__Try it__
Copy the data exactly. Images are to be left out.

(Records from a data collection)
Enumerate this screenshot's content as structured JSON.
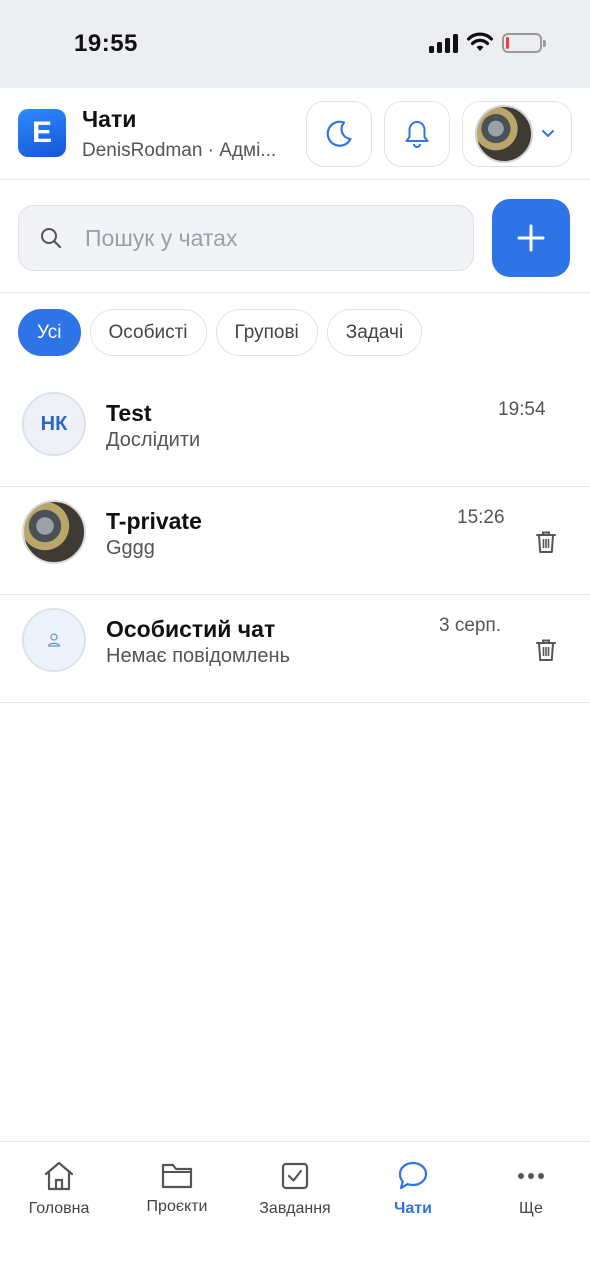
{
  "status_bar": {
    "time": "19:55",
    "battery_percent": 10
  },
  "header": {
    "title": "Чати",
    "subtitle": "DenisRodman · Адмі...",
    "logo_letter": "E",
    "theme_icon": "moon-icon",
    "bell_icon": "bell-icon"
  },
  "search": {
    "placeholder": "Пошук у чатах",
    "value": ""
  },
  "filters": [
    {
      "label": "Усі",
      "active": true
    },
    {
      "label": "Особисті",
      "active": false
    },
    {
      "label": "Групові",
      "active": false
    },
    {
      "label": "Задачі",
      "active": false
    }
  ],
  "chats": [
    {
      "name": "Test",
      "last_message": "Дослідити",
      "time": "19:54",
      "avatar": "НК",
      "deletable": false
    },
    {
      "name": "T-private",
      "last_message": "Gggg",
      "time": "15:26",
      "avatar": "photo",
      "deletable": true
    },
    {
      "name": "Особистий чат",
      "last_message": "Немає повідомлень",
      "time": "3 серп.",
      "avatar": "person-icon",
      "deletable": true
    }
  ],
  "bottom_nav": [
    {
      "label": "Головна",
      "icon": "home-icon",
      "active": false
    },
    {
      "label": "Проєкти",
      "icon": "folder-icon",
      "active": false
    },
    {
      "label": "Завдання",
      "icon": "checkbox-icon",
      "active": false
    },
    {
      "label": "Чати",
      "icon": "chat-icon",
      "active": true
    },
    {
      "label": "Ще",
      "icon": "more-icon",
      "active": false
    }
  ],
  "colors": {
    "accent": "#2f74e6",
    "battery_low": "#ff3b30"
  }
}
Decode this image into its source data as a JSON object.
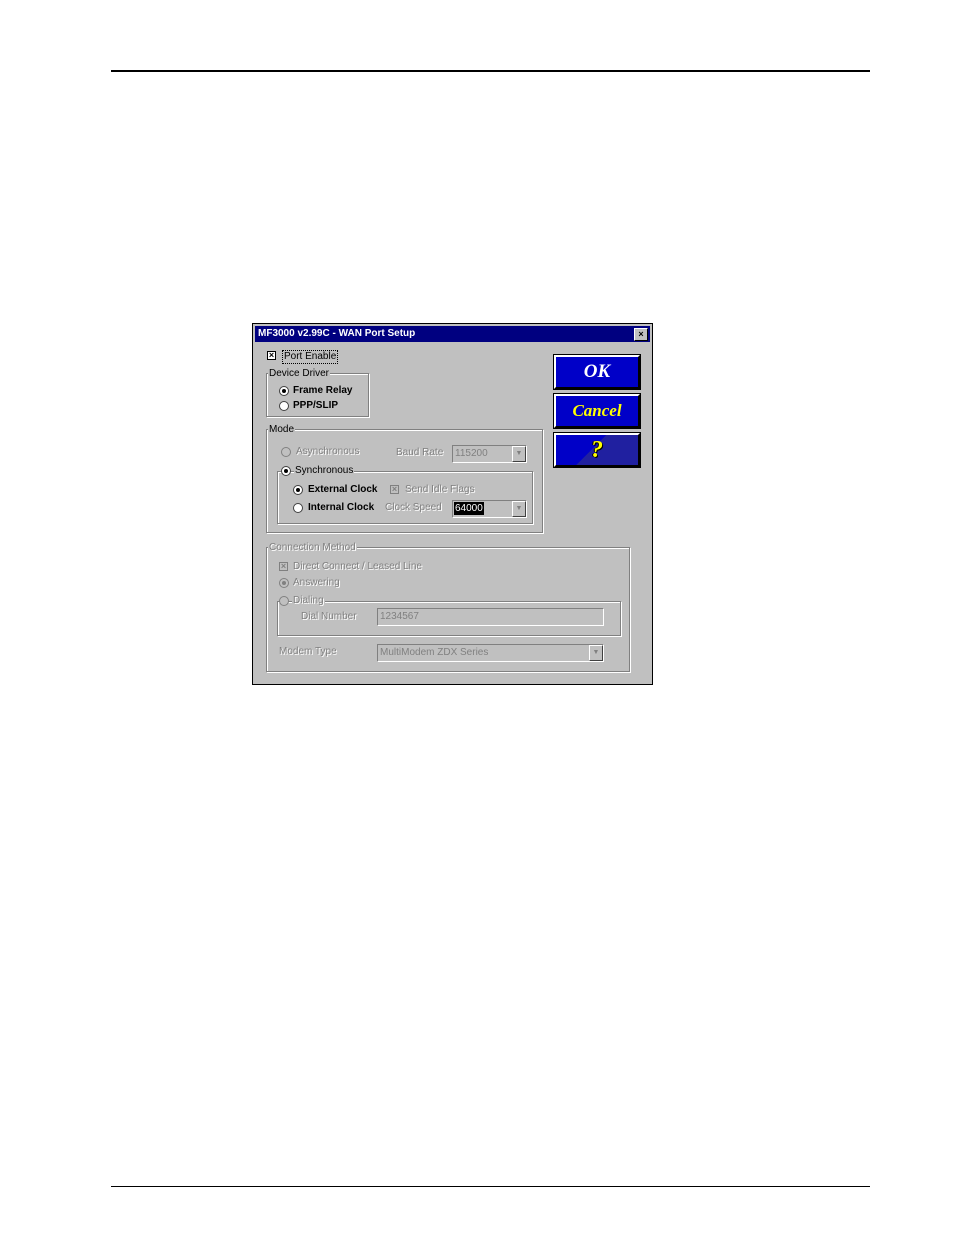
{
  "dialog": {
    "title": "MF3000 v2.99C - WAN Port Setup",
    "close_glyph": "×"
  },
  "port_enable": {
    "label": "Port Enable",
    "checked": true,
    "mark": "×"
  },
  "device_driver": {
    "title": "Device Driver",
    "options": [
      {
        "label": "Frame Relay",
        "selected": true
      },
      {
        "label": "PPP/SLIP",
        "selected": false
      }
    ]
  },
  "mode": {
    "title": "Mode",
    "asynchronous_label": "Asynchronous",
    "baud_rate_label": "Baud Rate",
    "baud_rate_value": "115200",
    "synchronous_label": "Synchronous",
    "external_clock_label": "External Clock",
    "send_idle_flags_label": "Send Idle Flags",
    "send_idle_flags_mark": "×",
    "internal_clock_label": "Internal Clock",
    "clock_speed_label": "Clock Speed",
    "clock_speed_value": "64000"
  },
  "connection": {
    "title": "Connection Method",
    "direct_connect_label": "Direct Connect / Leased Line",
    "direct_connect_mark": "×",
    "answering_label": "Answering",
    "dialing_label": "Dialing",
    "dial_number_label": "Dial Number",
    "dial_number_value": "1234567",
    "modem_type_label": "Modem Type",
    "modem_type_value": "MultiModem ZDX Series"
  },
  "buttons": {
    "ok": "OK",
    "cancel": "Cancel",
    "help": "?"
  },
  "icons": {
    "dropdown_arrow": "▼"
  }
}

__Final answer__
Enumerate this screenshot's content as structured JSON.
{
  "status_bar": {
    "time": "19:55",
    "battery_percent": 10
  },
  "header": {
    "title": "Чати",
    "subtitle": "DenisRodman · Адмі...",
    "logo_letter": "E",
    "theme_icon": "moon-icon",
    "bell_icon": "bell-icon"
  },
  "search": {
    "placeholder": "Пошук у чатах",
    "value": ""
  },
  "filters": [
    {
      "label": "Усі",
      "active": true
    },
    {
      "label": "Особисті",
      "active": false
    },
    {
      "label": "Групові",
      "active": false
    },
    {
      "label": "Задачі",
      "active": false
    }
  ],
  "chats": [
    {
      "name": "Test",
      "last_message": "Дослідити",
      "time": "19:54",
      "avatar": "НК",
      "deletable": false
    },
    {
      "name": "T-private",
      "last_message": "Gggg",
      "time": "15:26",
      "avatar": "photo",
      "deletable": true
    },
    {
      "name": "Особистий чат",
      "last_message": "Немає повідомлень",
      "time": "3 серп.",
      "avatar": "person-icon",
      "deletable": true
    }
  ],
  "bottom_nav": [
    {
      "label": "Головна",
      "icon": "home-icon",
      "active": false
    },
    {
      "label": "Проєкти",
      "icon": "folder-icon",
      "active": false
    },
    {
      "label": "Завдання",
      "icon": "checkbox-icon",
      "active": false
    },
    {
      "label": "Чати",
      "icon": "chat-icon",
      "active": true
    },
    {
      "label": "Ще",
      "icon": "more-icon",
      "active": false
    }
  ],
  "colors": {
    "accent": "#2f74e6",
    "battery_low": "#ff3b30"
  }
}
Decode this image into its source data as a JSON object.
{
  "dialog": {
    "title": "MF3000 v2.99C - WAN Port Setup",
    "close_glyph": "×"
  },
  "port_enable": {
    "label": "Port Enable",
    "checked": true,
    "mark": "×"
  },
  "device_driver": {
    "title": "Device Driver",
    "options": [
      {
        "label": "Frame Relay",
        "selected": true
      },
      {
        "label": "PPP/SLIP",
        "selected": false
      }
    ]
  },
  "mode": {
    "title": "Mode",
    "asynchronous_label": "Asynchronous",
    "baud_rate_label": "Baud Rate",
    "baud_rate_value": "115200",
    "synchronous_label": "Synchronous",
    "external_clock_label": "External Clock",
    "send_idle_flags_label": "Send Idle Flags",
    "send_idle_flags_mark": "×",
    "internal_clock_label": "Internal Clock",
    "clock_speed_label": "Clock Speed",
    "clock_speed_value": "64000"
  },
  "connection": {
    "title": "Connection Method",
    "direct_connect_label": "Direct Connect / Leased Line",
    "direct_connect_mark": "×",
    "answering_label": "Answering",
    "dialing_label": "Dialing",
    "dial_number_label": "Dial Number",
    "dial_number_value": "1234567",
    "modem_type_label": "Modem Type",
    "modem_type_value": "MultiModem ZDX Series"
  },
  "buttons": {
    "ok": "OK",
    "cancel": "Cancel",
    "help": "?"
  },
  "icons": {
    "dropdown_arrow": "▼"
  }
}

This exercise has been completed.